### Exercise goal
For the entries below, report every line that includes the word "accent".
══ Records for the exercise
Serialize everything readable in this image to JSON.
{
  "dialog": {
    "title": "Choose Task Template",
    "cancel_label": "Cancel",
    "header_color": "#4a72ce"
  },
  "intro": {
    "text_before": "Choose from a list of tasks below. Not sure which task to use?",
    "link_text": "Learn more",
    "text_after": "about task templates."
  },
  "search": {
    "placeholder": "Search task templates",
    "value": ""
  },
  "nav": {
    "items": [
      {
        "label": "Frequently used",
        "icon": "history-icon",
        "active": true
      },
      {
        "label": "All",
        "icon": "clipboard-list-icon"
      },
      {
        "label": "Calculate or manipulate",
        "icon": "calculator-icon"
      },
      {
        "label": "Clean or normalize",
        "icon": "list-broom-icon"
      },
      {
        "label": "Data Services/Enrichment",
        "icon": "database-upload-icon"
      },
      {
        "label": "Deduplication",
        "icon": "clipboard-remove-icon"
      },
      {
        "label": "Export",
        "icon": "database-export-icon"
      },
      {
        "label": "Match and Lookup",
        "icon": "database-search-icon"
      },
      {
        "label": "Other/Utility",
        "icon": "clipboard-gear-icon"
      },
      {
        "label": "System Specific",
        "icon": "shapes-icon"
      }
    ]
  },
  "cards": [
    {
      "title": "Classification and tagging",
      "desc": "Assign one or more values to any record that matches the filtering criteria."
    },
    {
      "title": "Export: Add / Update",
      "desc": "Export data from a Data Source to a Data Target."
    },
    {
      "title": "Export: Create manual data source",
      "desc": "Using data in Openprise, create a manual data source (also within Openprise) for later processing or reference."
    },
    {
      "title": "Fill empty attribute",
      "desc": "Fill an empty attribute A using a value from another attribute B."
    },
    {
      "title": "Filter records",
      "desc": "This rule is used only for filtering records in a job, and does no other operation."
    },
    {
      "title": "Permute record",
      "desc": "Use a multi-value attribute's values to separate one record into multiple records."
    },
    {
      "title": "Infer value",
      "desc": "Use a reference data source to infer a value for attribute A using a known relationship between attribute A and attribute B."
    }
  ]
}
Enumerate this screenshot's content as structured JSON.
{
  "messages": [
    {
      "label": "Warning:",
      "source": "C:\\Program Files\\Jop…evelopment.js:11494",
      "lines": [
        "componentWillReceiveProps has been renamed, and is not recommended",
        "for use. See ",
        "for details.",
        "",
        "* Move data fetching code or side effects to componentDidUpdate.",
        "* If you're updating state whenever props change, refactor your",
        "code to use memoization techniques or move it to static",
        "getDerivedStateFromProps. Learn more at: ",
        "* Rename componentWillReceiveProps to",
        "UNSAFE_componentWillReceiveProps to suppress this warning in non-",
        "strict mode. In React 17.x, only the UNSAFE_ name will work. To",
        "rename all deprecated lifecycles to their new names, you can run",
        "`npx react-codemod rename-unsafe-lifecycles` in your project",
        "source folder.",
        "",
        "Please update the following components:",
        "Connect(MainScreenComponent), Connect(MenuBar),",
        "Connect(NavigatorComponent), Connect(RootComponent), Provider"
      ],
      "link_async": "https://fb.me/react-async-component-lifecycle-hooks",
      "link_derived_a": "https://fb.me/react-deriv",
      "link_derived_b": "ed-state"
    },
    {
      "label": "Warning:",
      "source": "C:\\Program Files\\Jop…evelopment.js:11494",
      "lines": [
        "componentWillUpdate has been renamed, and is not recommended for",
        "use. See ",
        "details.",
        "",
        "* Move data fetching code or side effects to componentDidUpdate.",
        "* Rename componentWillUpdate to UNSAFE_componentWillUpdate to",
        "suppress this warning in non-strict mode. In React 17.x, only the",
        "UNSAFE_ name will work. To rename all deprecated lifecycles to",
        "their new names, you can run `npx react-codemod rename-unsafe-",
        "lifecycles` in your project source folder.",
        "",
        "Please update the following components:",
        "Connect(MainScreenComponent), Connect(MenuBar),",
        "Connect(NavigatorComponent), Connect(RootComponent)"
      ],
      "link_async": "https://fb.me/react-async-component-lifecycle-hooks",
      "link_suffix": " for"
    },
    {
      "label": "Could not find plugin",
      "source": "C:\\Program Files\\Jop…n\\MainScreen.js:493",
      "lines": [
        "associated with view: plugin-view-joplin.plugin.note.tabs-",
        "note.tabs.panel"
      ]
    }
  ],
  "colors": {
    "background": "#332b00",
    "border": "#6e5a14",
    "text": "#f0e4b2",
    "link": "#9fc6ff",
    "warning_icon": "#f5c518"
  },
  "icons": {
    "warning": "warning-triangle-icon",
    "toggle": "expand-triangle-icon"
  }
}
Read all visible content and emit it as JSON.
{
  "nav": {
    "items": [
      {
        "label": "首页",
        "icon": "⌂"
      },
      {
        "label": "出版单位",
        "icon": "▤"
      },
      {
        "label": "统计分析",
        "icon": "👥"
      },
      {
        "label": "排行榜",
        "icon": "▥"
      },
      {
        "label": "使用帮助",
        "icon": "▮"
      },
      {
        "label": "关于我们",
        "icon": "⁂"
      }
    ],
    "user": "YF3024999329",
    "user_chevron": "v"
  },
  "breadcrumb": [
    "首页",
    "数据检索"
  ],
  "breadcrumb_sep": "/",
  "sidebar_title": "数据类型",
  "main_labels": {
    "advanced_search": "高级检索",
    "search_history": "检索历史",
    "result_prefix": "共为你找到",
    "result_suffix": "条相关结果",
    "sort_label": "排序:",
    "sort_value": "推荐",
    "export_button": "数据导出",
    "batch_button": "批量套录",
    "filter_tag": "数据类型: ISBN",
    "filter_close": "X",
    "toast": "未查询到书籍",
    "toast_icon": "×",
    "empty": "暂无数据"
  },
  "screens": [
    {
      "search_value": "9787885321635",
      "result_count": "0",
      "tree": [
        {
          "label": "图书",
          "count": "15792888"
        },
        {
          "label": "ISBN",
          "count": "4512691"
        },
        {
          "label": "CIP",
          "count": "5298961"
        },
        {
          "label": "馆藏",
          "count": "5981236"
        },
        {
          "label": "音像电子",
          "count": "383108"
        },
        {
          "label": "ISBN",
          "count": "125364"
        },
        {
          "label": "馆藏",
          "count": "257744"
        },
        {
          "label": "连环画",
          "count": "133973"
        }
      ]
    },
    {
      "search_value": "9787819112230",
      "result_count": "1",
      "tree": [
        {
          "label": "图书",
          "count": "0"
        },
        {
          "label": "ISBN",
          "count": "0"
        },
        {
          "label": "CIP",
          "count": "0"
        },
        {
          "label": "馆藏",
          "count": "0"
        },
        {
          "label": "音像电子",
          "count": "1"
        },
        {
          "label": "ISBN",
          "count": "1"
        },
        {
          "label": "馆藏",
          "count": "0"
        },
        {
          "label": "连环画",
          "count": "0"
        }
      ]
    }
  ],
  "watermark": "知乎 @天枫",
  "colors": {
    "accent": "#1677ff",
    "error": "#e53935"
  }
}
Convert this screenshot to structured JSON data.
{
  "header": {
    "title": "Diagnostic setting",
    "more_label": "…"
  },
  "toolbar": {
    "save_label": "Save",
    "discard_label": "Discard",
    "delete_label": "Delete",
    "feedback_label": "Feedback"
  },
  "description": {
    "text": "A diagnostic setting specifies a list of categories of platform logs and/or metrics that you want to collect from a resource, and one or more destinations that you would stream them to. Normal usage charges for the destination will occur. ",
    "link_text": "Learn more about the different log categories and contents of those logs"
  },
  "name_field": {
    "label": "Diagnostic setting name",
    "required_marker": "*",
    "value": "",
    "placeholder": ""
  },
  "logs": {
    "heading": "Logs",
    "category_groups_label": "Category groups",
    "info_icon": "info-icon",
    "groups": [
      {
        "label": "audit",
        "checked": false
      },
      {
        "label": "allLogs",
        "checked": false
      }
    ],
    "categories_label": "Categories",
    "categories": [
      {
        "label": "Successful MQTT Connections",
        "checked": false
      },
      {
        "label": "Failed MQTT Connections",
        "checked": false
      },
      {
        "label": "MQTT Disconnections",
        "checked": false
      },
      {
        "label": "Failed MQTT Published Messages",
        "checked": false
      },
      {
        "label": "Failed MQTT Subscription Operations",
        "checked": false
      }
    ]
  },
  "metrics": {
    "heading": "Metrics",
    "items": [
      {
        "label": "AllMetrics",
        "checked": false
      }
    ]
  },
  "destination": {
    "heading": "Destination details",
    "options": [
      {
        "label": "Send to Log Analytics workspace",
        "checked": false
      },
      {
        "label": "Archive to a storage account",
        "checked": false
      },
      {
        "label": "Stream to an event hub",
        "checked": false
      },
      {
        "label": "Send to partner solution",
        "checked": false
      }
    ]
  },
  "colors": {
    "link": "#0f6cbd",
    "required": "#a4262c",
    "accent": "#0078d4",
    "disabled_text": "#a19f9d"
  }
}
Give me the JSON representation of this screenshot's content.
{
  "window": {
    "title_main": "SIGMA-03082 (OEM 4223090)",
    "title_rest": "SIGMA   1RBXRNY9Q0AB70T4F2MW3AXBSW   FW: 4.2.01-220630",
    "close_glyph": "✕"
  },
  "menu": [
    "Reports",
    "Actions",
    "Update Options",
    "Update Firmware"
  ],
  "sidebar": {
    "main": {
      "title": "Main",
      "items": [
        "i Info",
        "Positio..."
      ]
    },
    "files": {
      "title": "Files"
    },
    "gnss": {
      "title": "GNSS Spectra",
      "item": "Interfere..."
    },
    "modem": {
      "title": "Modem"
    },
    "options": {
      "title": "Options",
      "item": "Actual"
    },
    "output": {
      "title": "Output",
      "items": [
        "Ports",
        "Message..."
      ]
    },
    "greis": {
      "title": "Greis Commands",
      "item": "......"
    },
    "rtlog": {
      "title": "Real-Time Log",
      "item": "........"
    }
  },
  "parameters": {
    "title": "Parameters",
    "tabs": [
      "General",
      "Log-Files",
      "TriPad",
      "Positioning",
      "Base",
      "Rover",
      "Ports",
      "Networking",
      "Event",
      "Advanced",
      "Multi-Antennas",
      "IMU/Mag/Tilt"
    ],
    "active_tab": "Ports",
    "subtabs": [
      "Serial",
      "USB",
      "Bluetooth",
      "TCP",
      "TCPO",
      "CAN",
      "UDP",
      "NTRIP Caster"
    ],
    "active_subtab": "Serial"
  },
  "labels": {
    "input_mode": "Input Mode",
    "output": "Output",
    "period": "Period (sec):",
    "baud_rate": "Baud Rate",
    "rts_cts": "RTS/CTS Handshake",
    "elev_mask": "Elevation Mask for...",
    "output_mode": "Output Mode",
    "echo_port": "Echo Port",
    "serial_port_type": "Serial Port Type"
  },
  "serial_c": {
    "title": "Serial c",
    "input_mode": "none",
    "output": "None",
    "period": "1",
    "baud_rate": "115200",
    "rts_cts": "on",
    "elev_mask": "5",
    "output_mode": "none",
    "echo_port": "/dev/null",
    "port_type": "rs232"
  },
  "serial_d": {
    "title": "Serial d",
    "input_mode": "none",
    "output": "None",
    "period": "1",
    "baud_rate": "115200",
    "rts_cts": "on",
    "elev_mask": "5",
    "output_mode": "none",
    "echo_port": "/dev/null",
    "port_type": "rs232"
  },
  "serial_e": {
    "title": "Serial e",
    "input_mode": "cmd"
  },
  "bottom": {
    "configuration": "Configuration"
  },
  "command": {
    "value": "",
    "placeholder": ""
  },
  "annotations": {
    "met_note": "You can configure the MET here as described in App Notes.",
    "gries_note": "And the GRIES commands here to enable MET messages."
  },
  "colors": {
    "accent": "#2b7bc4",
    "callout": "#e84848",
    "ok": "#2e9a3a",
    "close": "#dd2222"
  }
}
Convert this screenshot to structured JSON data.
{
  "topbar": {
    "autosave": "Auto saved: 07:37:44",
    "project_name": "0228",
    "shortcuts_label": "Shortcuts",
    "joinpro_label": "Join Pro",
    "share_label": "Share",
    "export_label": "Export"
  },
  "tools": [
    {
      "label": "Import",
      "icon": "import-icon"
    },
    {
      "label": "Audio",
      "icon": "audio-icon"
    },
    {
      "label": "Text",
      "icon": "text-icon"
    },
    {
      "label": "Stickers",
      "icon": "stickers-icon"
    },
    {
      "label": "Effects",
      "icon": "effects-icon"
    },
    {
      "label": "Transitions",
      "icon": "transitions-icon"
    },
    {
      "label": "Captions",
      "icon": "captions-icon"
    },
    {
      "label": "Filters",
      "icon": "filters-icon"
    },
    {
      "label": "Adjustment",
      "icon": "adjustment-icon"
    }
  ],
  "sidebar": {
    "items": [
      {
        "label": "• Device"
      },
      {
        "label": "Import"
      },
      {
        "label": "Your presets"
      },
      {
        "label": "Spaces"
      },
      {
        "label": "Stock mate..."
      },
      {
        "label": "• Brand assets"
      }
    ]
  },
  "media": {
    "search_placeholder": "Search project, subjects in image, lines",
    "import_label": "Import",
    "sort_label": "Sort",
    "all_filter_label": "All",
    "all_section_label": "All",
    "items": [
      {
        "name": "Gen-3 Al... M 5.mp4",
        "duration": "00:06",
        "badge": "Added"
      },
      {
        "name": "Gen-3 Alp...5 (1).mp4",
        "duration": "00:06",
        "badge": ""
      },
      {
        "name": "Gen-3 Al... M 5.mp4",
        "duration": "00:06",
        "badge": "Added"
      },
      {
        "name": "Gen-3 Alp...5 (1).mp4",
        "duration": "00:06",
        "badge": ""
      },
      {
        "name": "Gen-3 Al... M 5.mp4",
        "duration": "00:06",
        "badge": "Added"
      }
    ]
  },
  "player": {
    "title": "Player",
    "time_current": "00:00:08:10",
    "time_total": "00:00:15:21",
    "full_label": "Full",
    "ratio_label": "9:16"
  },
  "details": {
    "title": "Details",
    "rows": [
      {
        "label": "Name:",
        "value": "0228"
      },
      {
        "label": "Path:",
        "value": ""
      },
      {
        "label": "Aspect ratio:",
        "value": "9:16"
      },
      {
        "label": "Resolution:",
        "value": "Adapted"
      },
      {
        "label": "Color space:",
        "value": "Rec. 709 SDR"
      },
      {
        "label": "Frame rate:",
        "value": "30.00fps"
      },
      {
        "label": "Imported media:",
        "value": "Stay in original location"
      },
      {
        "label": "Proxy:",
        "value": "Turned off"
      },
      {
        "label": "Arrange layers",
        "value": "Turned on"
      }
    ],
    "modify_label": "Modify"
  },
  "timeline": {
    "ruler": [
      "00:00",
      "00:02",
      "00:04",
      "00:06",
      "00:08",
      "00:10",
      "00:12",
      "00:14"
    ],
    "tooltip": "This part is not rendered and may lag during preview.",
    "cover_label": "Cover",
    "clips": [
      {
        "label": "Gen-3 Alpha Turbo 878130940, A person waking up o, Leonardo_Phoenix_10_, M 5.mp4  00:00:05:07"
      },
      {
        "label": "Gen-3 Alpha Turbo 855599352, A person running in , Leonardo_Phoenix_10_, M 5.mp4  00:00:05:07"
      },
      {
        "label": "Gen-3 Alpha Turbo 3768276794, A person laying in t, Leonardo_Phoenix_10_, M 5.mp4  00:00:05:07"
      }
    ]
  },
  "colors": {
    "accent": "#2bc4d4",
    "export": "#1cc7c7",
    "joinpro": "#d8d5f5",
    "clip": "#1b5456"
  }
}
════
### Solution to this problem
    "accent": "#1677ff",
    "accent": "#0078d4",
    "accent": "#2b7bc4",
    "accent": "#2bc4d4",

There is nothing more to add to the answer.